Data extracts:
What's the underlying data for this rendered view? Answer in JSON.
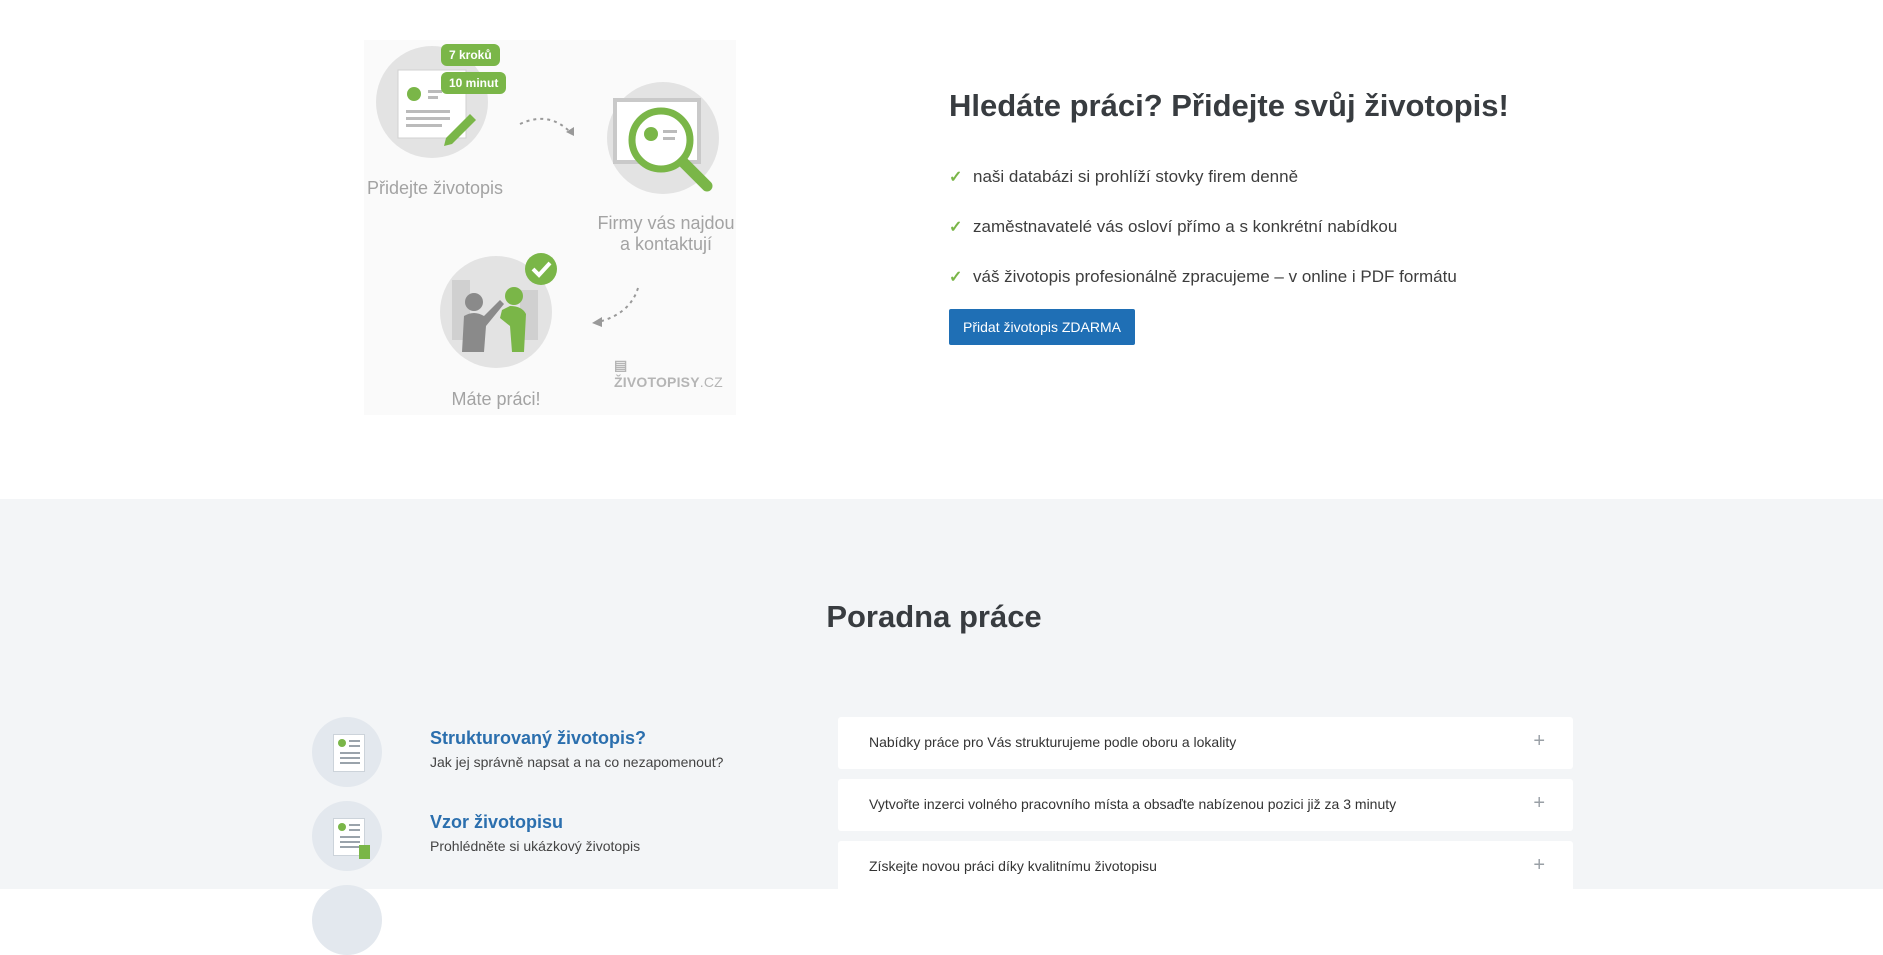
{
  "illustration": {
    "badge_steps": "7 kroků",
    "badge_minutes": "10 minut",
    "step1_label": "Přidejte životopis",
    "step2_label_line1": "Firmy vás najdou",
    "step2_label_line2": "a kontaktují",
    "step3_label": "Máte práci!",
    "brand_bold": "ŽIVOTOPISY",
    "brand_suffix": ".CZ"
  },
  "promo": {
    "title": "Hledáte práci? Přidejte svůj životopis!",
    "benefits": [
      "naši databázi si prohlíží stovky firem denně",
      "zaměstnavatelé vás osloví přímo a s konkrétní nabídkou",
      "váš životopis profesionálně zpracujeme – v online i PDF formátu"
    ],
    "cta_label": "Přidat životopis ZDARMA"
  },
  "advice": {
    "title": "Poradna práce",
    "guides": [
      {
        "title": "Strukturovaný životopis?",
        "subtitle": "Jak jej správně napsat a na co nezapomenout?"
      },
      {
        "title": "Vzor životopisu",
        "subtitle": "Prohlédněte si ukázkový životopis"
      }
    ],
    "faq": [
      "Nabídky práce pro Vás strukturujeme podle oboru a lokality",
      "Vytvořte inzerci volného pracovního místa a obsaďte nabízenou pozici již za 3 minuty",
      "Získejte novou práci díky kvalitnímu životopisu"
    ]
  },
  "colors": {
    "accent_green": "#7ab648",
    "primary_blue": "#1f6fb5",
    "link_blue": "#2b6fae"
  }
}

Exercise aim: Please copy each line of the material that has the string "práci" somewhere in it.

Written answer:
    "step3_label": "Máte práci!",
    "title": "Hledáte práci? Přidejte svůj životopis!",
      "Získejte novou práci díky kvalitnímu životopisu"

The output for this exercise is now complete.